The input section start
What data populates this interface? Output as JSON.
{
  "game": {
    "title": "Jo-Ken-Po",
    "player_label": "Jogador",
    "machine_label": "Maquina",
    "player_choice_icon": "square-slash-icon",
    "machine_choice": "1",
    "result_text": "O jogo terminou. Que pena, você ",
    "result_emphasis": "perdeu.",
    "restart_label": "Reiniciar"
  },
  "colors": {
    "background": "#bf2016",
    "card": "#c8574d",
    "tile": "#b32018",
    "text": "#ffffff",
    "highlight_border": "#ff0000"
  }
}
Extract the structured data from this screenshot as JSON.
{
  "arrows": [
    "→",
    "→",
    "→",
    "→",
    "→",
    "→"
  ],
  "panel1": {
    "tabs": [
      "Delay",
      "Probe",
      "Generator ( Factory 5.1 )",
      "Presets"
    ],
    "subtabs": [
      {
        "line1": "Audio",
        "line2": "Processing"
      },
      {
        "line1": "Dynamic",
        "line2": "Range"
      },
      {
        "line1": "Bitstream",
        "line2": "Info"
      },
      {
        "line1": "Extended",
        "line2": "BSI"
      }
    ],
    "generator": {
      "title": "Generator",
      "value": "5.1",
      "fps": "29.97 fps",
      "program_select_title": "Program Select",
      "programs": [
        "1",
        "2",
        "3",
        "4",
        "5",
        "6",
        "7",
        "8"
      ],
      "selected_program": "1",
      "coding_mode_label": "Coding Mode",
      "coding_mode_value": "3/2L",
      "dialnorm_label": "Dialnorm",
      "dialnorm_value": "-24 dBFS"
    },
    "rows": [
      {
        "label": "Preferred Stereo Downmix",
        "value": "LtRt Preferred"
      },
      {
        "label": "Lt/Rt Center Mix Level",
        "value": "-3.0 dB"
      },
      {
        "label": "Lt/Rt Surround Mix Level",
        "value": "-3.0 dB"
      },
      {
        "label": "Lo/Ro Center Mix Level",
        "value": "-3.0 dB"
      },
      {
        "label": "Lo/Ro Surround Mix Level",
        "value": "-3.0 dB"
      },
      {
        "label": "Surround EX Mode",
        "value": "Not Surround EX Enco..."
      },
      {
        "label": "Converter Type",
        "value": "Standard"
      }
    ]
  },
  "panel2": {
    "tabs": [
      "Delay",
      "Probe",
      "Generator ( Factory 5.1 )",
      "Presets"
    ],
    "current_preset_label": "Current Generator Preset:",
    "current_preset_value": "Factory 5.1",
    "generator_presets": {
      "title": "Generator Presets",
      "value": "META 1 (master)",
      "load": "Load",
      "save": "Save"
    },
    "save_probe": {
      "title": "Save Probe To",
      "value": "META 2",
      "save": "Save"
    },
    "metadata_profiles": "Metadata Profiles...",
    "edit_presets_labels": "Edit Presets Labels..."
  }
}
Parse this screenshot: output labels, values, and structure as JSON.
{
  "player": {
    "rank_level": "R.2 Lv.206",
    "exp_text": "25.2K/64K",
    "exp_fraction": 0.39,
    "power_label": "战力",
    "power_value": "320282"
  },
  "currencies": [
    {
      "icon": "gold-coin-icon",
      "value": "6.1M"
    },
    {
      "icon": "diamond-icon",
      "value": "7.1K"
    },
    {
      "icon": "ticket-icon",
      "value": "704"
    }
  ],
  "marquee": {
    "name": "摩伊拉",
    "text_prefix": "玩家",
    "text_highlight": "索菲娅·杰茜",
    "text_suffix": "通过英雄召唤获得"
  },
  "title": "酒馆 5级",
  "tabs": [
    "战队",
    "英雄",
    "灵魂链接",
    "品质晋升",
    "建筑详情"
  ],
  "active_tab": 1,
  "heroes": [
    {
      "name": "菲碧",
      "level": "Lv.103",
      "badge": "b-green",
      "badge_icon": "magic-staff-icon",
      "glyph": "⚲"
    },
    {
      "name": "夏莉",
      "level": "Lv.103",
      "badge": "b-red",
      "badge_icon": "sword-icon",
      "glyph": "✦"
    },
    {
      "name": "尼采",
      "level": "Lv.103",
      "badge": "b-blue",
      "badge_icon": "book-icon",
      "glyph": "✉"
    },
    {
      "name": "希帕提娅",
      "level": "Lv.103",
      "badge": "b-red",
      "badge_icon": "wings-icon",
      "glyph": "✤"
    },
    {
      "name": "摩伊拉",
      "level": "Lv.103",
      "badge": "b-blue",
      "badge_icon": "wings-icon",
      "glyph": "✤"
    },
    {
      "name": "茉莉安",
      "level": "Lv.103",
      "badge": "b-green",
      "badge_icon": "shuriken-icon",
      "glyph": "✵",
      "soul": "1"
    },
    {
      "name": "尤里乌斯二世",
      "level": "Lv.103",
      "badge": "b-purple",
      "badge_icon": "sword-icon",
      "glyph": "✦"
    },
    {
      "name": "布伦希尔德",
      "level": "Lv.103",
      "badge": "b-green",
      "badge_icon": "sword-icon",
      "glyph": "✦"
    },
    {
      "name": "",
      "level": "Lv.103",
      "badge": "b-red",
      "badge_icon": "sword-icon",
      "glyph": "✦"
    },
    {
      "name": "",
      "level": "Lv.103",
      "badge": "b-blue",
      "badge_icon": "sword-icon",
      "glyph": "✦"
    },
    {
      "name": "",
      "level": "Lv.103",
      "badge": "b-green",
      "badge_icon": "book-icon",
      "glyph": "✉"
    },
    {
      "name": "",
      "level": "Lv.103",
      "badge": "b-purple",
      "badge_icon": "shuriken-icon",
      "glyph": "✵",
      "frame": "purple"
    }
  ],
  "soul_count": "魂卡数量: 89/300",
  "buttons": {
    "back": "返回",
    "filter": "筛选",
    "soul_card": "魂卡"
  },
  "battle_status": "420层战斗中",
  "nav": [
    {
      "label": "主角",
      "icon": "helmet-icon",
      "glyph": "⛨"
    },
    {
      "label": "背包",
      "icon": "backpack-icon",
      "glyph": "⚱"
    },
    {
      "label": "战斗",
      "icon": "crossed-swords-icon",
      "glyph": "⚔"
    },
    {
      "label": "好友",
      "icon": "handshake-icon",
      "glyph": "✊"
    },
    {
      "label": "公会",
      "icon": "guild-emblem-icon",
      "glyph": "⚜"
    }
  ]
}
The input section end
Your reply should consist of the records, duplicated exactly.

Response to this exercise ▸
What data populates this interface? Output as JSON.
{
  "game": {
    "title": "Jo-Ken-Po",
    "player_label": "Jogador",
    "machine_label": "Maquina",
    "player_choice_icon": "square-slash-icon",
    "machine_choice": "1",
    "result_text": "O jogo terminou. Que pena, você ",
    "result_emphasis": "perdeu.",
    "restart_label": "Reiniciar"
  },
  "colors": {
    "background": "#bf2016",
    "card": "#c8574d",
    "tile": "#b32018",
    "text": "#ffffff",
    "highlight_border": "#ff0000"
  }
}
Extract the structured data from this screenshot as JSON.
{
  "arrows": [
    "→",
    "→",
    "→",
    "→",
    "→",
    "→"
  ],
  "panel1": {
    "tabs": [
      "Delay",
      "Probe",
      "Generator ( Factory 5.1 )",
      "Presets"
    ],
    "subtabs": [
      {
        "line1": "Audio",
        "line2": "Processing"
      },
      {
        "line1": "Dynamic",
        "line2": "Range"
      },
      {
        "line1": "Bitstream",
        "line2": "Info"
      },
      {
        "line1": "Extended",
        "line2": "BSI"
      }
    ],
    "generator": {
      "title": "Generator",
      "value": "5.1",
      "fps": "29.97 fps",
      "program_select_title": "Program Select",
      "programs": [
        "1",
        "2",
        "3",
        "4",
        "5",
        "6",
        "7",
        "8"
      ],
      "selected_program": "1",
      "coding_mode_label": "Coding Mode",
      "coding_mode_value": "3/2L",
      "dialnorm_label": "Dialnorm",
      "dialnorm_value": "-24 dBFS"
    },
    "rows": [
      {
        "label": "Preferred Stereo Downmix",
        "value": "LtRt Preferred"
      },
      {
        "label": "Lt/Rt Center Mix Level",
        "value": "-3.0 dB"
      },
      {
        "label": "Lt/Rt Surround Mix Level",
        "value": "-3.0 dB"
      },
      {
        "label": "Lo/Ro Center Mix Level",
        "value": "-3.0 dB"
      },
      {
        "label": "Lo/Ro Surround Mix Level",
        "value": "-3.0 dB"
      },
      {
        "label": "Surround EX Mode",
        "value": "Not Surround EX Enco..."
      },
      {
        "label": "Converter Type",
        "value": "Standard"
      }
    ]
  },
  "panel2": {
    "tabs": [
      "Delay",
      "Probe",
      "Generator ( Factory 5.1 )",
      "Presets"
    ],
    "current_preset_label": "Current Generator Preset:",
    "current_preset_value": "Factory 5.1",
    "generator_presets": {
      "title": "Generator Presets",
      "value": "META 1 (master)",
      "load": "Load",
      "save": "Save"
    },
    "save_probe": {
      "title": "Save Probe To",
      "value": "META 2",
      "save": "Save"
    },
    "metadata_profiles": "Metadata Profiles...",
    "edit_presets_labels": "Edit Presets Labels..."
  }
}
Parse this screenshot: output labels, values, and structure as JSON.
{
  "player": {
    "rank_level": "R.2 Lv.206",
    "exp_text": "25.2K/64K",
    "exp_fraction": 0.39,
    "power_label": "战力",
    "power_value": "320282"
  },
  "currencies": [
    {
      "icon": "gold-coin-icon",
      "value": "6.1M"
    },
    {
      "icon": "diamond-icon",
      "value": "7.1K"
    },
    {
      "icon": "ticket-icon",
      "value": "704"
    }
  ],
  "marquee": {
    "name": "摩伊拉",
    "text_prefix": "玩家",
    "text_highlight": "索菲娅·杰茜",
    "text_suffix": "通过英雄召唤获得"
  },
  "title": "酒馆 5级",
  "tabs": [
    "战队",
    "英雄",
    "灵魂链接",
    "品质晋升",
    "建筑详情"
  ],
  "active_tab": 1,
  "heroes": [
    {
      "name": "菲碧",
      "level": "Lv.103",
      "badge": "b-green",
      "badge_icon": "magic-staff-icon",
      "glyph": "⚲"
    },
    {
      "name": "夏莉",
      "level": "Lv.103",
      "badge": "b-red",
      "badge_icon": "sword-icon",
      "glyph": "✦"
    },
    {
      "name": "尼采",
      "level": "Lv.103",
      "badge": "b-blue",
      "badge_icon": "book-icon",
      "glyph": "✉"
    },
    {
      "name": "希帕提娅",
      "level": "Lv.103",
      "badge": "b-red",
      "badge_icon": "wings-icon",
      "glyph": "✤"
    },
    {
      "name": "摩伊拉",
      "level": "Lv.103",
      "badge": "b-blue",
      "badge_icon": "wings-icon",
      "glyph": "✤"
    },
    {
      "name": "茉莉安",
      "level": "Lv.103",
      "badge": "b-green",
      "badge_icon": "shuriken-icon",
      "glyph": "✵",
      "soul": "1"
    },
    {
      "name": "尤里乌斯二世",
      "level": "Lv.103",
      "badge": "b-purple",
      "badge_icon": "sword-icon",
      "glyph": "✦"
    },
    {
      "name": "布伦希尔德",
      "level": "Lv.103",
      "badge": "b-green",
      "badge_icon": "sword-icon",
      "glyph": "✦"
    },
    {
      "name": "",
      "level": "Lv.103",
      "badge": "b-red",
      "badge_icon": "sword-icon",
      "glyph": "✦"
    },
    {
      "name": "",
      "level": "Lv.103",
      "badge": "b-blue",
      "badge_icon": "sword-icon",
      "glyph": "✦"
    },
    {
      "name": "",
      "level": "Lv.103",
      "badge": "b-green",
      "badge_icon": "book-icon",
      "glyph": "✉"
    },
    {
      "name": "",
      "level": "Lv.103",
      "badge": "b-purple",
      "badge_icon": "shuriken-icon",
      "glyph": "✵",
      "frame": "purple"
    }
  ],
  "soul_count": "魂卡数量: 89/300",
  "buttons": {
    "back": "返回",
    "filter": "筛选",
    "soul_card": "魂卡"
  },
  "battle_status": "420层战斗中",
  "nav": [
    {
      "label": "主角",
      "icon": "helmet-icon",
      "glyph": "⛨"
    },
    {
      "label": "背包",
      "icon": "backpack-icon",
      "glyph": "⚱"
    },
    {
      "label": "战斗",
      "icon": "crossed-swords-icon",
      "glyph": "⚔"
    },
    {
      "label": "好友",
      "icon": "handshake-icon",
      "glyph": "✊"
    },
    {
      "label": "公会",
      "icon": "guild-emblem-icon",
      "glyph": "⚜"
    }
  ]
}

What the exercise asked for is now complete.